● EXERCISE GOAL:
Tell how many lines in the data hold "סיכום", giving that figure alone.

········

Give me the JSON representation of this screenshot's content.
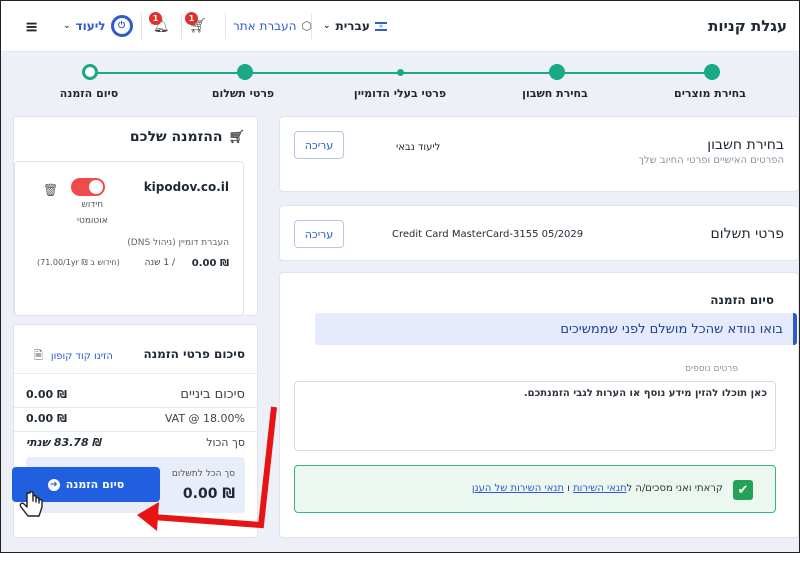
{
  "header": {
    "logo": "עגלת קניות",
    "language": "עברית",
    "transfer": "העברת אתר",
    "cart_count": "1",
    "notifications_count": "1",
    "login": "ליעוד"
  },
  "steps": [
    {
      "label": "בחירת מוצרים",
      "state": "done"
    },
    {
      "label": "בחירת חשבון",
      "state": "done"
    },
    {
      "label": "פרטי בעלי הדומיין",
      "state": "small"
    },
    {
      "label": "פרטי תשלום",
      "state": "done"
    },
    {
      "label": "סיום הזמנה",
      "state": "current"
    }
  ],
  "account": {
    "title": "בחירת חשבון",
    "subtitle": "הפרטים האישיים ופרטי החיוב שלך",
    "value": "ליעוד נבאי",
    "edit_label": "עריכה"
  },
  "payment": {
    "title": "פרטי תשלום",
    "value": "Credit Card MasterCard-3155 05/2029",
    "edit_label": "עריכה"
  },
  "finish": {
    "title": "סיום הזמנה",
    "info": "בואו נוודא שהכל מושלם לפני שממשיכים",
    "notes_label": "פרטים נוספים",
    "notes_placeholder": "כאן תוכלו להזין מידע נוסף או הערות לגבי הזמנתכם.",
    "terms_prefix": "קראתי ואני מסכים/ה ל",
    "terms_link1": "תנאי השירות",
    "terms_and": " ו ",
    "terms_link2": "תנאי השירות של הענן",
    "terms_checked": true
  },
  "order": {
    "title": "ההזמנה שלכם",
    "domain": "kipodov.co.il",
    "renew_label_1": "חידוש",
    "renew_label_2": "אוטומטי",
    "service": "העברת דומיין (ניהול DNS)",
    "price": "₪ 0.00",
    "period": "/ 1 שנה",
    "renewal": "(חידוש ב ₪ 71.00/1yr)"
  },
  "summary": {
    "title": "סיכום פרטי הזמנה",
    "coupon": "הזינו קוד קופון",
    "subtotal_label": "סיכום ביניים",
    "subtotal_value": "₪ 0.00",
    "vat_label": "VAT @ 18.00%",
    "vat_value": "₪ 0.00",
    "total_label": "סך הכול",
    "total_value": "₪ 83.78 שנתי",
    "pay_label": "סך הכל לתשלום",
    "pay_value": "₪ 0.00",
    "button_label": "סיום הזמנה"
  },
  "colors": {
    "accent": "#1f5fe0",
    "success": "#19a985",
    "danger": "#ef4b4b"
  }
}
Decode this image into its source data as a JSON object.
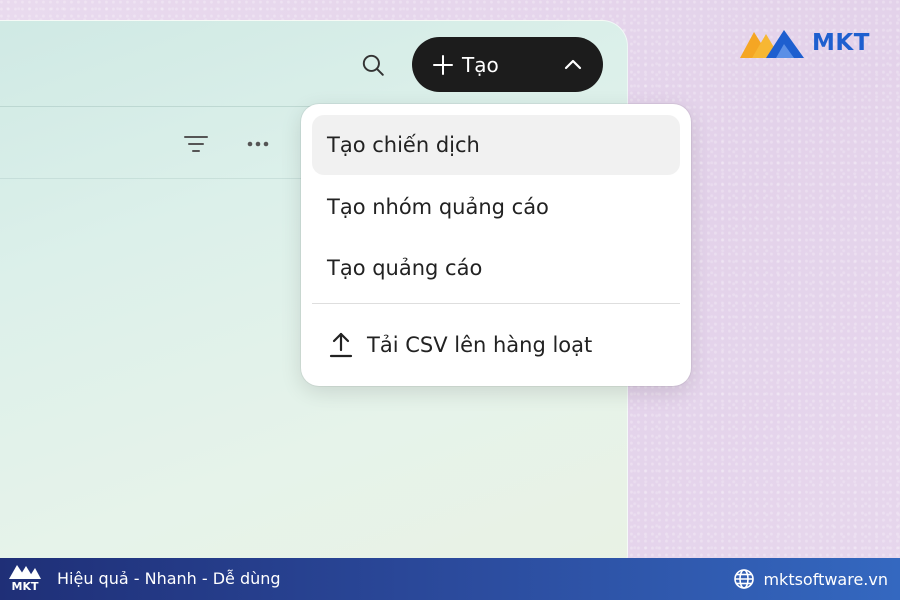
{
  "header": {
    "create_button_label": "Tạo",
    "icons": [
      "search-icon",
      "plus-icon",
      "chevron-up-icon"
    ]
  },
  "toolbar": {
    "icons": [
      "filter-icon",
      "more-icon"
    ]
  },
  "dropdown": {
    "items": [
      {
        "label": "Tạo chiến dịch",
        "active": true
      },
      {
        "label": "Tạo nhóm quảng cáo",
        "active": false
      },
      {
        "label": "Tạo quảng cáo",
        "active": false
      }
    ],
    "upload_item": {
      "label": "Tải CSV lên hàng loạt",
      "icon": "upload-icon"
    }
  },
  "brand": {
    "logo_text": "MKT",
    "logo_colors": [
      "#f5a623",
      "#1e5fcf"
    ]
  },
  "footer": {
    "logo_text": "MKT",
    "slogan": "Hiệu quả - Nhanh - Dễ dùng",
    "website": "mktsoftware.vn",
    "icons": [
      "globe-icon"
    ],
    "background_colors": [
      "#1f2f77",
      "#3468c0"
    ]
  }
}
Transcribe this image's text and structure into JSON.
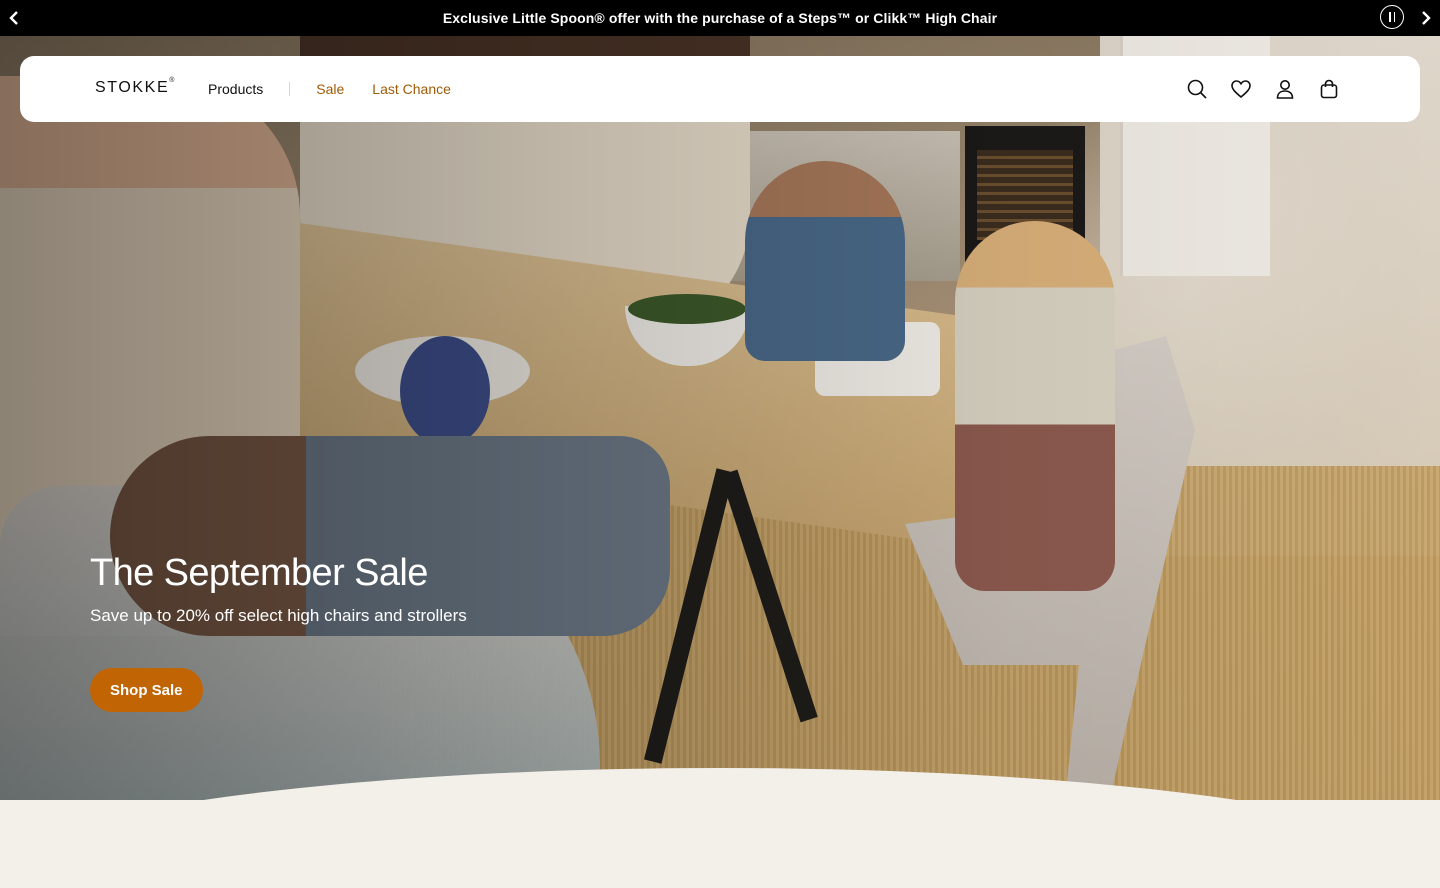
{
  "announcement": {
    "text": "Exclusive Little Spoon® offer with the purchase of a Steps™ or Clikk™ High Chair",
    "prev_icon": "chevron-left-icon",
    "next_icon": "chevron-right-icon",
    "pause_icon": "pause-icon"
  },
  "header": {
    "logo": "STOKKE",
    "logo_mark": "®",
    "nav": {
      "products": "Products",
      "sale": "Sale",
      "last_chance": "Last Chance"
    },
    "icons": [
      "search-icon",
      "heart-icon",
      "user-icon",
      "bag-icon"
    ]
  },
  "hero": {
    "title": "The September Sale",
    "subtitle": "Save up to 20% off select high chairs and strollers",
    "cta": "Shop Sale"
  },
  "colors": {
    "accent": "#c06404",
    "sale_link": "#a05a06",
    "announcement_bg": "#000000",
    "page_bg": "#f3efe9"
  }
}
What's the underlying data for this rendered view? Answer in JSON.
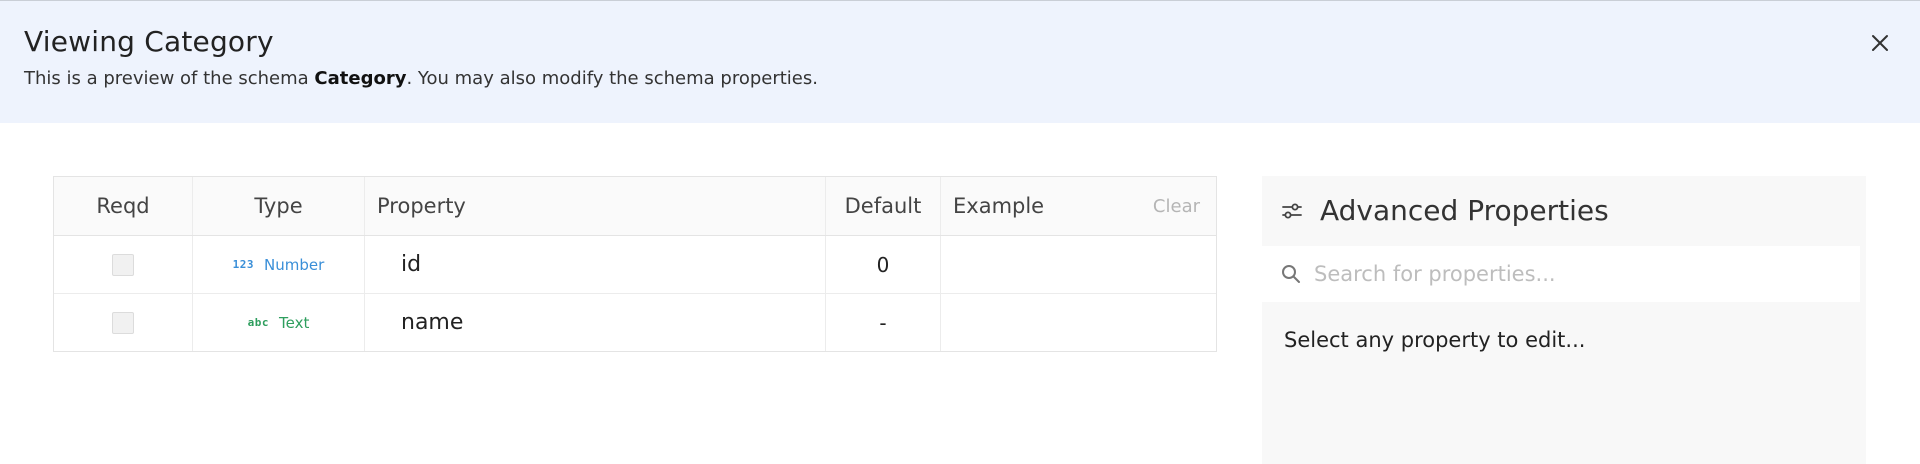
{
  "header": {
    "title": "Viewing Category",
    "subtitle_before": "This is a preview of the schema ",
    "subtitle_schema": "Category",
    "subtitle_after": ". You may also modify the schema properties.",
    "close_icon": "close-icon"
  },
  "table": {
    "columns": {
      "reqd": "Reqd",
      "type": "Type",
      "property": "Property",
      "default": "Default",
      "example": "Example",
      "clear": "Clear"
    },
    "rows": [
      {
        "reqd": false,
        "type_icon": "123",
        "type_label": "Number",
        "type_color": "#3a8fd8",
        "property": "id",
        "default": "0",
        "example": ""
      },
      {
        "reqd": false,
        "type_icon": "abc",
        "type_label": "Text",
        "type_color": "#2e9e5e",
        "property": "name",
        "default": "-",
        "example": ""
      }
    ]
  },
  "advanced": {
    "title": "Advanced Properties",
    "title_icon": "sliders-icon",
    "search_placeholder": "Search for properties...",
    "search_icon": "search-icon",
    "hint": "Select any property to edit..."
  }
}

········

● RESPONSE AREA:
2